I drank more wine, ate tomato bruschetta, smelled the perfume, and then waited for a bit, but it wasn't working. Perfume is great when it's doused on your body, but when it comes to food and wine, I'm not seeing the connection. It was too much.
I started thinking about my friend's uncle, who would surely make a cocktail with the wine and perfume just to get wasted.
I decided to give it another shot. This time I ate a bit of cheese wrapped in Serrano ham and took a sip of sparkly wine. It wasn't bad. I swallowed the appetizer, closed one of my nostrils, and smelled the cardboard strip soaked in perfume as if I was taking a line of coke. Finally, it seemed that I had figured it out. The citrus on the perfume and the wine found each other, while that creamy flavor floated about them.
That same thing happened to me while I was eating mozzarella and caramelized fig bruchetta and drinking Freixenet's Carta Nevada Semi Dry and smelling Armani's Sí – the dryness of the wine took away the excessive "old lady scent" of the perfume.
While I was trying to find a perfect combination of perfume and wine, some of the guests—that ranged from businessmen and consultants to managers and directors of some of Mexico's most important companies—were staring at me oddly. They were surprised by the way I smelled the little perfume strips, but that was the only way that I could truly enjoy the scents and the food.
To close out the evening, a chocolate dessert—a safe bet—paired with Cuervo Reserva de la Familia tequila and Armani's Code Perfume for men, which smells like wood and leather, the perfect fit for any 50-year-old businessman.
The next day, I went to the pharmacy to buy Siete Machos, a legendary cologne that brings good luck according to a Mexican tradition, but it actually just makes people smell really good. Then I got some mezcal and some dry grasshoppers cured with salt and lemon.
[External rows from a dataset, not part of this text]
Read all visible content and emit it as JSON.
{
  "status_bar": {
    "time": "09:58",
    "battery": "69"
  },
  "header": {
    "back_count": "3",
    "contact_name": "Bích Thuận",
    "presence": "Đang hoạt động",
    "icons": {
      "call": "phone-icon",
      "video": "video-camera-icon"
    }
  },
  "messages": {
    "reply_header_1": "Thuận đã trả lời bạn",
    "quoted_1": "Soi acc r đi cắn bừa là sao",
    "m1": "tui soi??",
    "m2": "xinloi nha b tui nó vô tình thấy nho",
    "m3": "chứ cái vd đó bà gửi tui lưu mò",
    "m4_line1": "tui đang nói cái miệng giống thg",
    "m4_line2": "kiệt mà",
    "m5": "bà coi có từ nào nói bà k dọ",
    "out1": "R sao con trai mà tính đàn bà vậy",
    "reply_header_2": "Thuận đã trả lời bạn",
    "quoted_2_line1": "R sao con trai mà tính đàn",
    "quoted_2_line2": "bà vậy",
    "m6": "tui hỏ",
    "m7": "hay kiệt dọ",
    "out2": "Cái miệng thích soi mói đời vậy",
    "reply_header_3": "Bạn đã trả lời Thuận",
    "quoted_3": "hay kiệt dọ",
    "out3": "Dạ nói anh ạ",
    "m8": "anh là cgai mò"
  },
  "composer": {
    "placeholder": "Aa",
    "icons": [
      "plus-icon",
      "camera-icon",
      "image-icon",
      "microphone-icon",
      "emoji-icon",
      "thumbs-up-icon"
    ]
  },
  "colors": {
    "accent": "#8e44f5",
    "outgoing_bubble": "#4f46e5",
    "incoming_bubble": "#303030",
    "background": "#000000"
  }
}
I followed the same sensorial experience formula: a bunch of grasshoppers in my mouth, a sip of mescal, and the scent of Siete Machos.
I think I'm really close to locating the authentic scent of Mexico.
This article was originally published in Spanish on MUNCHIES ES.